    Here’s a cool photo from the Associated Press of the well-executed flip from Giants second baseman Joe Panik that started a huge doubleplay in the bottom of the third inning of World Series Game 7 …

  10. Salvador Perez drilled by pitch, but stays in Game 7

    Oct 29, 2014, 9:06 PM EDT

    salvador perez royals getty Getty Images

    Royals catcher Salvador Perez was plunked in the left leg — just above his knee — in the bottom of the second inning by Giants starter Tim Hudson and took a long time to make it back to his feet and then down to first base. But he’s back out there behind the plate for the top of the third inning.

  11. More fun signs at Kauffman Stadium

    Oct 29, 2014, 8:25 PM EDT

    Camera

    This one is about pregnant women.

  12. Colin Kaepernick: “I’m saying the Giants are coming out”

    Oct 29, 2014, 8:05 PM EDT

    kaepernick giants

    San Francisco 49ers quarterback Colin Kaepernick talked Game 7 of the World Series on Wednesday afternoon …

  13. There’s nothing better than a Game 7? Well, maybe there is.

    Oct 29, 2014, 7:20 PM EDT

    Screen Shot 2014-10-29 at 6.16.31 PM Getty Images

    No matter how much excitement unfolds or how much history is made tonight, tomorrow there will be no baseball.

  14. Braves expected to make qualifying offer to Ervin Santana

    Oct 29, 2014, 7:08 PM EDT

    ervin santana getty Getty Images

    Santana turned down a qualifying offer (worth one year, $14.1 million) last offseason from the Royals and then couldn’t find a multi-year contract to his liking on the open market, so he may consider accepting the thing this time around.

  15. Video: Last night’s pre-game moment of silence for Oscar Taveras and Edilia Arvelo

    Oct 29, 2014, 6:23 PM EDT

    taveras tribute

    In case you missed this touching tribute before Game 6 of the World Series on Tuesday night …

  16. Report: Cubs hire Joe Maddon as manager

    Oct 29, 2014, 5:34 PM EDT

    Tampa Bay Rays v Oakland Athletics Getty Images

    Maddon leaves Tampa Bay for Chicago.

  17. Madison Bumgarner is probably good for 50 pitches tonight

    Oct 29, 2014, 5:17 PM EDT

    Madison Bumgarner AP

    Ned Yost says: “Bumgarner is a great starting pitcher. We’ll see what kind of reliever he is.”

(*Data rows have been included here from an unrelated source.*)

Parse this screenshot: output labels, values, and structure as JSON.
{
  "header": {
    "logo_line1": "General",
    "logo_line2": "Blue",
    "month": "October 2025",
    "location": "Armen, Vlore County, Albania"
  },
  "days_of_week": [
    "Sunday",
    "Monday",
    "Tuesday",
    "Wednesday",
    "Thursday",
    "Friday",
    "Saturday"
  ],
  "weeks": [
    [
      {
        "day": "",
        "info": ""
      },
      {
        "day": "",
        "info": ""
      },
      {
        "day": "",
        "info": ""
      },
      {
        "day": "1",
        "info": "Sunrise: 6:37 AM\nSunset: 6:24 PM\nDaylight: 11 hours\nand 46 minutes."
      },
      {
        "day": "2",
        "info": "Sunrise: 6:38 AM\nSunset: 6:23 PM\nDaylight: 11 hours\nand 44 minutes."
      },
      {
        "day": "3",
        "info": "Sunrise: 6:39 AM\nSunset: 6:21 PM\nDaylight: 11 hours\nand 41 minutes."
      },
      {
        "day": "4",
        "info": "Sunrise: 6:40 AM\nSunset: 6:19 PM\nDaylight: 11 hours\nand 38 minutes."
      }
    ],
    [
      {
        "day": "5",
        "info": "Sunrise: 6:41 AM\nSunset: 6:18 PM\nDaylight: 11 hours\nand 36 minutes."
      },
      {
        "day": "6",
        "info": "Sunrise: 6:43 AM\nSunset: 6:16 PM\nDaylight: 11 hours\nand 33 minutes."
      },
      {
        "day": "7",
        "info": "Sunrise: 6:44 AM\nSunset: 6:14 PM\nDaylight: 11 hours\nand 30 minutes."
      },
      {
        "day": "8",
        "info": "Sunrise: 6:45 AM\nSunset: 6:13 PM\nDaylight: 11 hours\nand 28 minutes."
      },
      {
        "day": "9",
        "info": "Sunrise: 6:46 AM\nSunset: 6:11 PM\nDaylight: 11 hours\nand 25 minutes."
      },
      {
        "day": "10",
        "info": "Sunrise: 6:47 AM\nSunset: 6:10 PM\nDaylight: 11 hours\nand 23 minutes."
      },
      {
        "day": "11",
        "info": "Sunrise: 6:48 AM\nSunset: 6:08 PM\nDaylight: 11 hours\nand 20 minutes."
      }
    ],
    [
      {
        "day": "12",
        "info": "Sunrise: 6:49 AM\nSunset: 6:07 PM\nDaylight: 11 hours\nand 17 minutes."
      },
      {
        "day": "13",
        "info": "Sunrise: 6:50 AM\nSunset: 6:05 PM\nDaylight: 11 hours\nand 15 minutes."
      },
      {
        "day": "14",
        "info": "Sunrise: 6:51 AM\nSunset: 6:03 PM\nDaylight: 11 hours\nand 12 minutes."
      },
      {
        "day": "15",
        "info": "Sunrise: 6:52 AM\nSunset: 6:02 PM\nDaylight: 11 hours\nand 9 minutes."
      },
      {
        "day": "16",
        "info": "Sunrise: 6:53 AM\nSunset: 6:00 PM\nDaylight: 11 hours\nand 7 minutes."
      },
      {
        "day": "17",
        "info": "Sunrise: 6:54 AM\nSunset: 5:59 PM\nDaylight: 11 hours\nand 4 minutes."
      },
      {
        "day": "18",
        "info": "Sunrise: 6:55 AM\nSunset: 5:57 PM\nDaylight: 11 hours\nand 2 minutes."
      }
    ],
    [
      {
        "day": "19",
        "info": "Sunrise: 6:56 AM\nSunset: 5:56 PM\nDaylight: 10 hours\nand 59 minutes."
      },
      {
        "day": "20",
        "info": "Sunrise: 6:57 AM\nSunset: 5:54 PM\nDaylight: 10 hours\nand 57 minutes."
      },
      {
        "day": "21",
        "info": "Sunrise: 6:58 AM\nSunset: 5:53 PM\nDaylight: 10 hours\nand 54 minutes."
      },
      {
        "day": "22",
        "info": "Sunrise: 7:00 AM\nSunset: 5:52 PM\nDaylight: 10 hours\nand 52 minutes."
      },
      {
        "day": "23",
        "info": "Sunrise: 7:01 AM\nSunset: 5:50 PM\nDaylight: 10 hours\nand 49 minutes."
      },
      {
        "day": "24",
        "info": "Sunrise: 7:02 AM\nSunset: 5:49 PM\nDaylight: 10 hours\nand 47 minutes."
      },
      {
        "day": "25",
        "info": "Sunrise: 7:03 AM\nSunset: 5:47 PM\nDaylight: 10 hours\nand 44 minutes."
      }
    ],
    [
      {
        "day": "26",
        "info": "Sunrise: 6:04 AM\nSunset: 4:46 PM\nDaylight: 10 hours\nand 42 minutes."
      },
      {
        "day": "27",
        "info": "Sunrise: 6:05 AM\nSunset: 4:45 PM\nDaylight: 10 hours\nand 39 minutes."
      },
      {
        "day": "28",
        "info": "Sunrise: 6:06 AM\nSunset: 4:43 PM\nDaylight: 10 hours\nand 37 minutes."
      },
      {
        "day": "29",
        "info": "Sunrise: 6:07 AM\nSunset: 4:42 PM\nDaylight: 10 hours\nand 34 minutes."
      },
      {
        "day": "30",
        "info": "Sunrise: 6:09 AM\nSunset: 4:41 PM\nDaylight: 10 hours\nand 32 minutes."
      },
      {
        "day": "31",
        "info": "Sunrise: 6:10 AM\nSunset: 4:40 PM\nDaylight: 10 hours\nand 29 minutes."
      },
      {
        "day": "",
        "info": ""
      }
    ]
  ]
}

Top 10 MLB Player Searches
  1. M. Bumgarner (3973)
  2. O. Taveras (3055)
  3. J. Maddon (3021)
  4. T. Lincecum (2723)
  5. M. Morse (2116)
  1. P. Sandoval (2101)
  2. H. Pence (2076)
  3. Y. Cespedes (2042)
  4. M. Moustakas (1902)
  5. E. Hosmer (1860)